What is required: Which lines below contain the word "color"? Copy each one.

Task material:

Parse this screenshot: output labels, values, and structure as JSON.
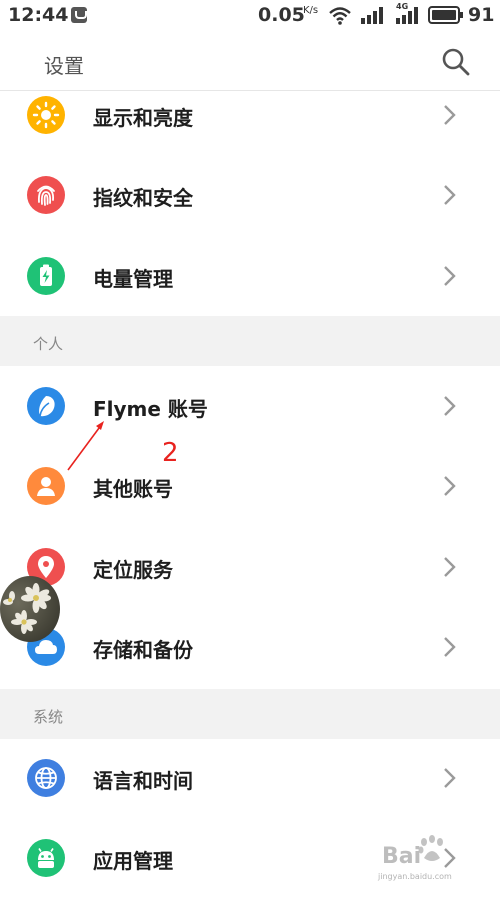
{
  "status_bar": {
    "time": "12:44",
    "net_speed": "0.05",
    "net_speed_unit": "K/s",
    "signal2_label": "4G",
    "battery": "91"
  },
  "header": {
    "title": "设置",
    "search_icon": "search-icon"
  },
  "rows_top": [
    {
      "label": "显示和亮度",
      "icon": "sun-icon",
      "color": "#FFB300"
    },
    {
      "label": "指纹和安全",
      "icon": "fingerprint-icon",
      "color": "#EF4F4F"
    },
    {
      "label": "电量管理",
      "icon": "battery-icon",
      "color": "#1FC276"
    }
  ],
  "section_personal": {
    "label": "个人"
  },
  "rows_personal": [
    {
      "label": "Flyme 账号",
      "icon": "flyme-icon",
      "color": "#2B8AE6"
    },
    {
      "label": "其他账号",
      "icon": "person-icon",
      "color": "#FF8A3C"
    },
    {
      "label": "定位服务",
      "icon": "location-pin-icon",
      "color": "#EF4F4F"
    },
    {
      "label": "存储和备份",
      "icon": "cloud-icon",
      "color": "#2B8AE6"
    }
  ],
  "section_system": {
    "label": "系统"
  },
  "rows_system": [
    {
      "label": "语言和时间",
      "icon": "globe-icon",
      "color": "#3F7FE0"
    },
    {
      "label": "应用管理",
      "icon": "android-icon",
      "color": "#1FC276"
    }
  ],
  "annotation": {
    "number": "2",
    "color": "#E8231F"
  },
  "watermark": {
    "text": "Bai",
    "subtext": "jingyan.baidu.com"
  }
}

Reply to the exercise:
      "color": "#FFB300"
      "color": "#EF4F4F"
      "color": "#1FC276"
      "color": "#2B8AE6"
      "color": "#FF8A3C"
      "color": "#EF4F4F"
      "color": "#2B8AE6"
      "color": "#3F7FE0"
      "color": "#1FC276"
    "color": "#E8231F"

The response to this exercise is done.